Kampala, Uganda | THE INDEPENDENT School closures implemented to protect students from COVID-19 are hurting them in other ways, while the long-term impact of this disruption to education could create a lost generation in Africa, two UN agencies have said.
The World Health Organization (WHO) and (UNICEF) urged governments on the continent to promote a safe return to the classroom while also limiting the spread of the virus. A survey conducted by the World Health Organisations in 39 sub-Saharan African countries has revealed that schools are open in only six nations and partially open in 19. Schools are closed in 14 nations, although 12 plan to resume classroom learning in September, after being closed for six months.
At the height of nation-wide lockdowns in April, approximately 91 per cent of the world’s students in more than 194 countries were out of school, causing immeasurable disruption to the lives, learning and wellbeing of children around the world. In Uganda, a total of 15 million children were out of school, yet even today, the possibility of reopening the schools hangs in balance.

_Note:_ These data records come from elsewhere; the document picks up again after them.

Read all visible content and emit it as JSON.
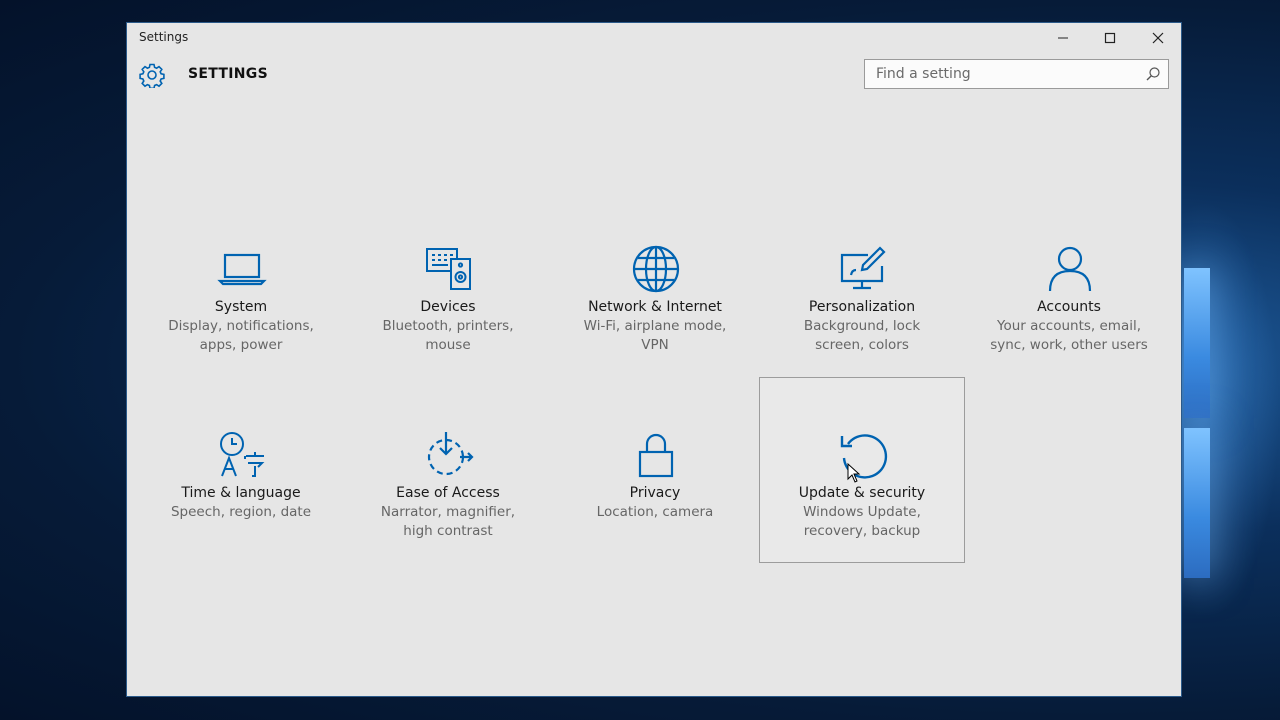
{
  "window": {
    "title": "Settings"
  },
  "header": {
    "title": "SETTINGS",
    "search_placeholder": "Find a setting"
  },
  "accent_color": "#0063b1",
  "tiles": [
    {
      "name": "System",
      "desc_1": "Display, notifications,",
      "desc_2": "apps, power",
      "icon": "laptop-icon"
    },
    {
      "name": "Devices",
      "desc_1": "Bluetooth, printers,",
      "desc_2": "mouse",
      "icon": "devices-icon"
    },
    {
      "name": "Network & Internet",
      "desc_1": "Wi-Fi, airplane mode,",
      "desc_2": "VPN",
      "icon": "globe-icon"
    },
    {
      "name": "Personalization",
      "desc_1": "Background, lock",
      "desc_2": "screen, colors",
      "icon": "paint-monitor-icon"
    },
    {
      "name": "Accounts",
      "desc_1": "Your accounts, email,",
      "desc_2": "sync, work, other users",
      "icon": "person-icon"
    },
    {
      "name": "Time & language",
      "desc_1": "Speech, region, date",
      "desc_2": "",
      "icon": "time-language-icon"
    },
    {
      "name": "Ease of Access",
      "desc_1": "Narrator, magnifier,",
      "desc_2": "high contrast",
      "icon": "ease-of-access-icon"
    },
    {
      "name": "Privacy",
      "desc_1": "Location, camera",
      "desc_2": "",
      "icon": "lock-icon"
    },
    {
      "name": "Update & security",
      "desc_1": "Windows Update,",
      "desc_2": "recovery, backup",
      "icon": "refresh-icon"
    }
  ]
}
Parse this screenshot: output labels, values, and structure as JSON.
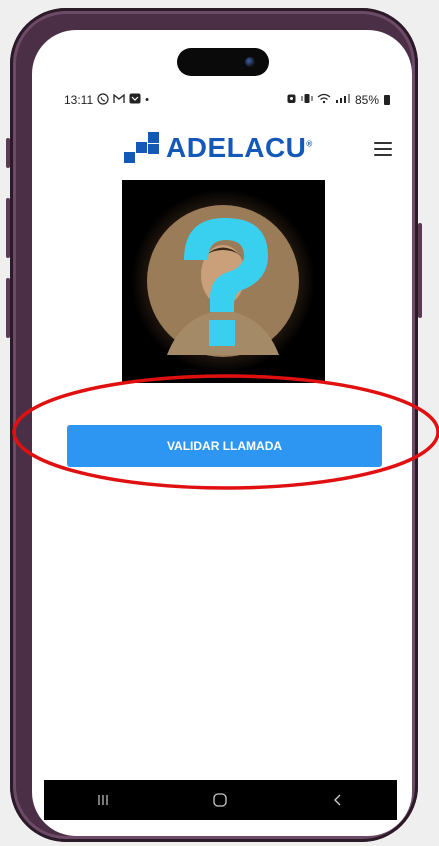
{
  "status_bar": {
    "time": "13:11",
    "left_icons": [
      "whatsapp-icon",
      "gmail-icon",
      "outlook-icon",
      "dot"
    ],
    "right_icons": [
      "alarm-icon",
      "vibrate-icon",
      "wifi-icon",
      "signal-icon",
      "battery-icon"
    ],
    "battery": "85%"
  },
  "header": {
    "logo_text": "ADELACU",
    "logo_registered": "®",
    "brand_color": "#1458b8",
    "menu_icon": "hamburger-menu-icon"
  },
  "main": {
    "avatar_icon": "question-mark-icon",
    "validate_button": "VALIDAR LLAMADA",
    "button_color": "#2d96f3"
  },
  "nav_bar": {
    "icons": [
      "recent-apps-icon",
      "home-icon",
      "back-icon"
    ]
  },
  "annotation_color": "#e01010"
}
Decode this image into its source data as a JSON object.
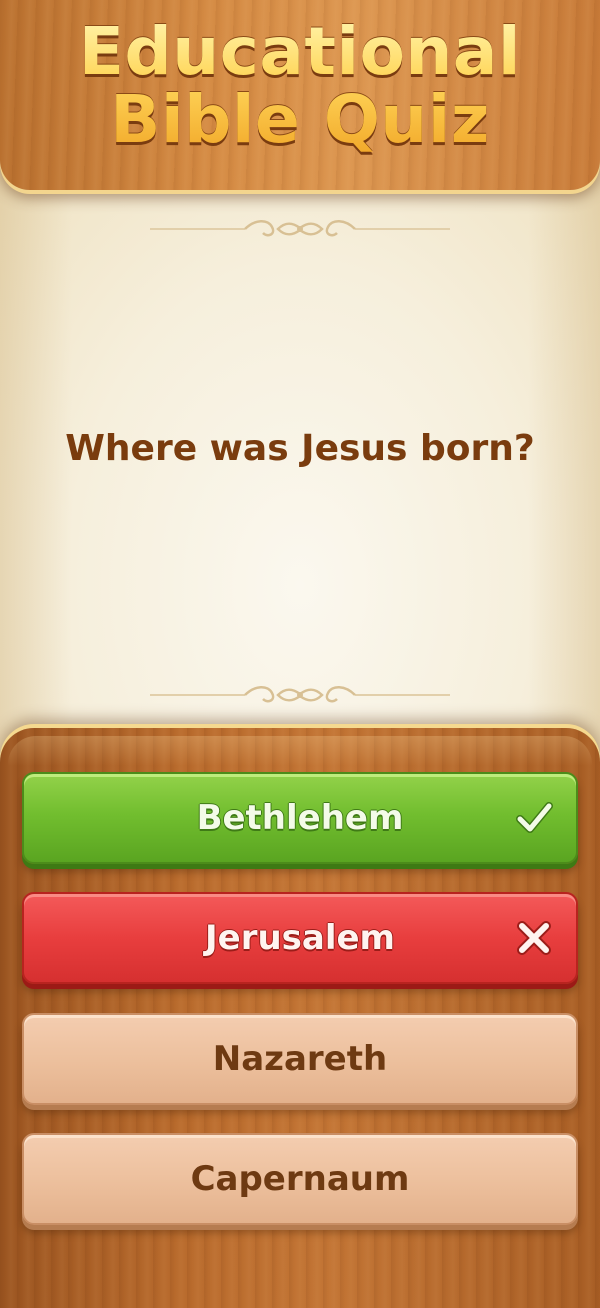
{
  "header": {
    "title_line1": "Educational",
    "title_line2": "Bible Quiz"
  },
  "question": {
    "text": "Where was Jesus born?"
  },
  "answers": [
    {
      "label": "Bethlehem",
      "state": "correct",
      "icon": "checkmark-icon"
    },
    {
      "label": "Jerusalem",
      "state": "wrong",
      "icon": "close-x-icon"
    },
    {
      "label": "Nazareth",
      "state": "neutral"
    },
    {
      "label": "Capernaum",
      "state": "neutral"
    }
  ],
  "colors": {
    "correct": "#72be2f",
    "wrong": "#e83e3e",
    "neutral": "#ecbf9c",
    "question_text": "#7a3c0e",
    "title_gold": "#ffd35a",
    "wood": "#c27434"
  }
}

The agencies say that the disruption to education has resulted in poor nutrition, stress, increased exposure to violence and exploitation, childhood pregnancies, and overall challenges in the mental development of children. A report by UNICEF found violence against children has increased in Eastern and Southern Africa.

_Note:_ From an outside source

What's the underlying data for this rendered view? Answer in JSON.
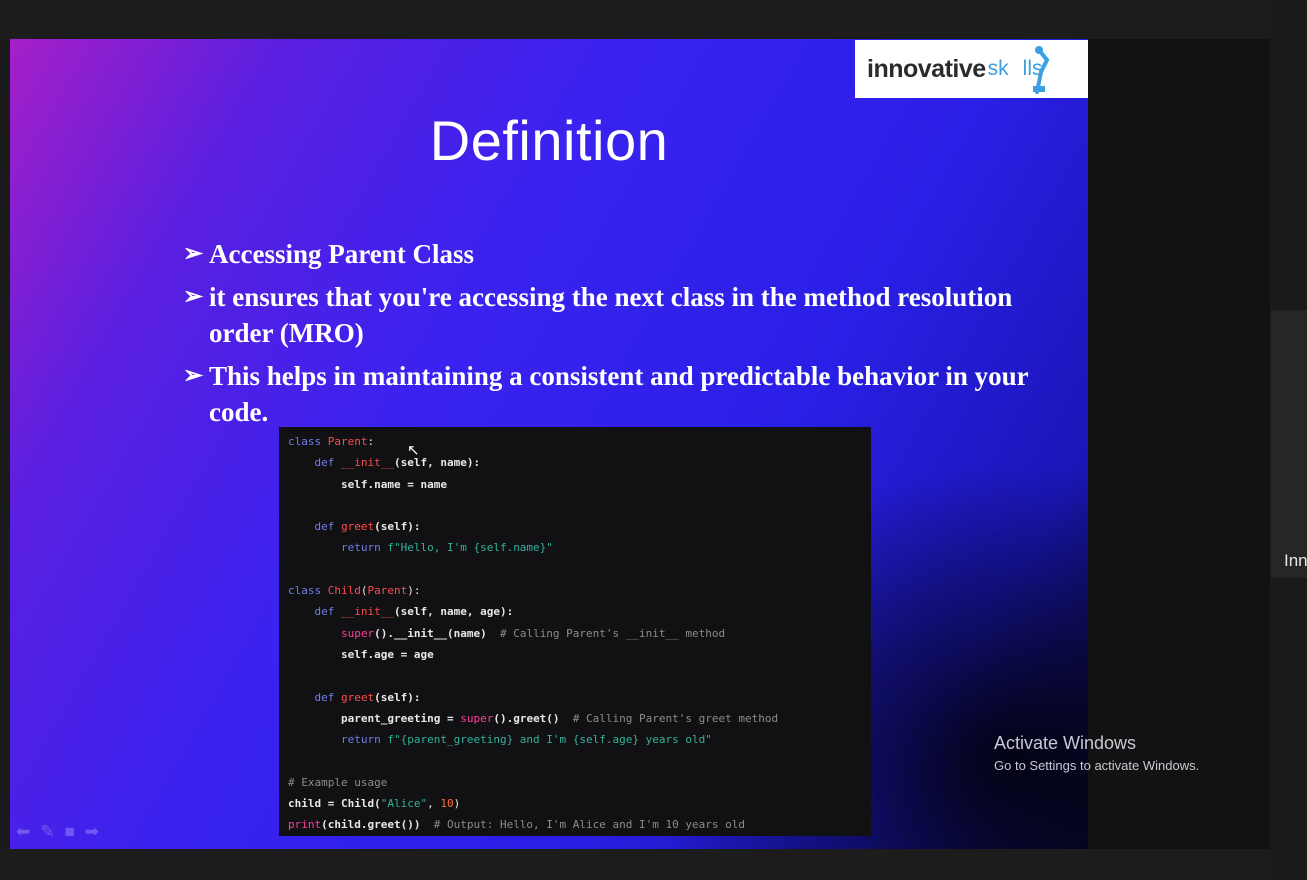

“Schools have paved the way to success for many Africans. They also provide a haven for many children in challenging circumstances to develop and thrive,” said Dr Matshidiso Moeti, WHO Regional Director for Africa, and added that Africa must not be blind-sided by efforts to contain COVID-19 and end up with a lost generation.
“Just as countries are opening businesses safely, we can reopen schools. This decision must be guided by a thorough risk analysis to ensure the safety of children, teachers and parents and with key measures like physical distancing put in place,” Dr Matshido stated in a briefing last evening.
Meanwhile, the World Bank has highlighted the potential long-term social and economic impact of shutdowns in sub-Saharan Africa, which could result in lifetime earning losses of USD 4,500 per child.
“The long-term impact of extending the school shutdown risks even greater harm to children, their future and their communities”, said UNICEF Regional Director for Eastern and Southern Africa, Mohamed M. Malick Fall. He says that when we balance the harm being done to children locked out of schools, and if we follow the evidence, it leads children back into the classroom.
WHO, UNICEF and the International Federation of the Red Cross recently issued guidance on COVID-19 prevention and control in schools. It covers recommendations for physical distancing measures, such as staggering the beginning and end of the school day, spacing desks when possible, and providing handwashing facilities.
While also recommending other important measures, such as regular handwashing and daily cleaning of surfaces, a recent report by the two UN agencies found millions of children attend schools that lack water and sanitation services. In sub-Saharan Africa, only a quarter of schools have basic hygiene services while less than half have basic sanitation.
The COVID-19 pandemic thus provides an opportunity for investment and innovative thinking to address these shortages, according to the UN agencies.